Q. Which colours are popularly used in Bandhani?
Bandhani is a vibrant craft, associated with auspiciousness. It makes use of dark, deep tones, but usually begins with lighter hues. The first dyeing is generally done in yellow. White and yellow often appear in the circular patterns. Reds, maroon, ochre, tangerine, indigo blues, turquoise blue, deep greens are traditional Bandhani colours. These days, we may also find colours like purple, mustard yellow, beige, pink and even black.
Q. Types of Bandhani Patterns?
A single Bandhani dot is called as Ek Dali or Bundi, four are called as Chaubundi and seven are called as Satbundi. Small dots with darker centres are called as Boond, while tear-drop shaped dots are called as Kodi. Patterns or circles appearing in clusters of three are called as Trikunti, while groups of four are called as Chaubasi, and seven are called as Satbandi. Elaborate motifs and designs of leaves, flowers, trees, human figurines are made, by repeating Bandhani dots and patterns. Dungar Shahi (mountain pattern), Laddu Jalebi (Indian sweetmeats) and Leheriya (waves) are other popular Bandhani patterns.
Q. Types of Bandhani Sarees?
Jhankaar Bandhani – Bandhani type that is very colourful and vibrant, and has extremely fine, patterns. Jhankaar Bandhani doesn’t have light or white coloured dots, present in other Bandhani styles. For example an all green Jhankaar Bandhani will have red or maroon dots.

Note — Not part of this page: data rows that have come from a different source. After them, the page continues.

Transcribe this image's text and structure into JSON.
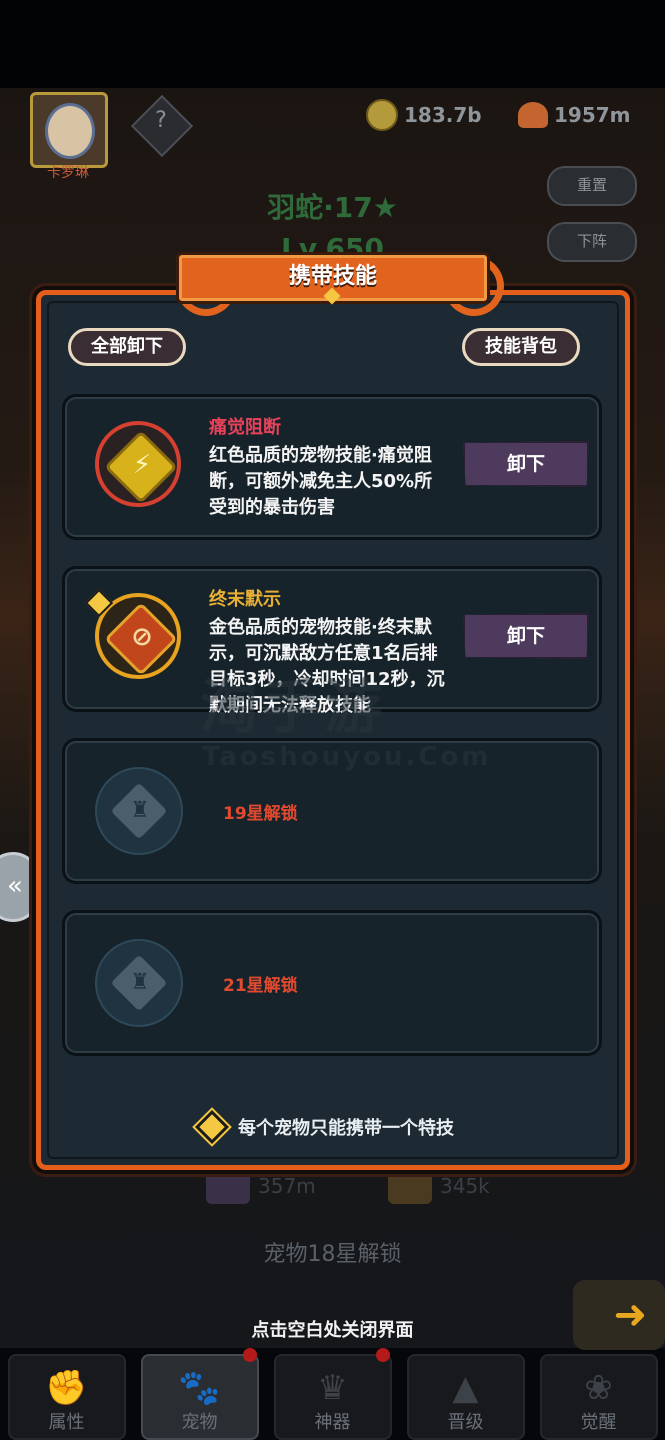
{
  "header": {
    "character_name": "卡罗琳",
    "locked_slot_symbol": "?",
    "gold_amount": "183.7b",
    "mushroom_amount": "1957m",
    "reset_label": "重置",
    "unequip_label": "下阵"
  },
  "pet": {
    "name": "羽蛇·17★",
    "level": "Lv.650"
  },
  "modal": {
    "title": "携带技能",
    "unload_all_label": "全部卸下",
    "skill_bag_label": "技能背包",
    "skills": [
      {
        "name": "痛觉阻断",
        "name_color": "#e8425a",
        "description": "红色品质的宠物技能·痛觉阻断，可额外减免主人50%所受到的暴击伤害",
        "button_label": "卸下",
        "quality": "red"
      },
      {
        "name": "终末默示",
        "name_color": "#e8b034",
        "description": "金色品质的宠物技能·终末默示，可沉默敌方任意1名后排目标3秒，冷却时间12秒，沉默期间无法释放技能",
        "button_label": "卸下",
        "quality": "gold"
      }
    ],
    "locked_slots": [
      {
        "unlock_text": "19星解锁"
      },
      {
        "unlock_text": "21星解锁"
      }
    ],
    "note": "每个宠物只能携带一个特技"
  },
  "background": {
    "pet_unlock_text": "宠物18星解锁",
    "ghost_res_1": "357m",
    "ghost_res_2": "345k"
  },
  "watermark": {
    "line1": "淘手游",
    "line2": "Taoshouyou.Com"
  },
  "close_hint": "点击空白处关闭界面",
  "nav": [
    {
      "label": "属性",
      "icon": "fist-icon"
    },
    {
      "label": "宠物",
      "icon": "paw-icon"
    },
    {
      "label": "神器",
      "icon": "crown-icon"
    },
    {
      "label": "晋级",
      "icon": "wing-icon"
    },
    {
      "label": "觉醒",
      "icon": "lotus-icon"
    }
  ],
  "colors": {
    "modal_border": "#e55f1b",
    "button_purple": "#4e3a5c",
    "unlock_red": "#e14a2e"
  }
}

BorJaal – Used mostly for Wedding Bandhani Sarees. This highly intricate and fuller Bandhani, as the name suggests (jaal or web), is quite popular among Marwari communities. Sarees with BorJaal Bandhani have a striking inter-play of colours and dots, creating an amazing maze. They are available in many colours, and are also made in georgettes.
Colour Discharge Bandhani – Typically, Bandhani is created by using darker colours over lighter ones. However, in the colour discharge technique, this effect is reversed - lighter colours are visible over darker coloured dot patterns. In such a Bandhej, you will see deep red dots on a pale yellow base. Striking! This is achieved by discharging darker hues.
Q. How should Bandhani Sarees be maintained?
Maintaining Bandhani sarees (and all fabrics with Bandhani) is very important, as it is a delicate craft that can lose colour and vibrance, owing to neglect. Bandhani sarees are carefully roll-pressed and finished, before they are sold. Similar process needs to be followed by the wearer, before every wear. Use only steam iron to iron these sarees. Each Bandhani saree must ONLY be DRY CLEANED (petrol washed), or it will lose its colour. A good quality saree fall must be attached to this saree, as these are delicate sarees.
Bandhani in Bollywood
Flying Bandhani dupattas with all their vivid detail and colour, standing out strikingly amidst paler backdrops have been used, ever since the advent of coloured films, by the Bollywood film-makers - to convey various emotions.
The Hindi film industry as well as the Indian television industry has played an important role in popularizing Bandhani craft, across India and the world. Gujarati serials, films and movies with Rajasthani/ Gujarati background have also effectively showcased Bandhej craft.
Since this is a vibrant craft, Bandhani finished products lend an amazing brightness on-screen. Bandhani sarees look spectacular, and cinematic nuances of cameras can pick splendid details of this lovely art. Celebrities, both Indian and international, have been spotted flaunting Bandhani.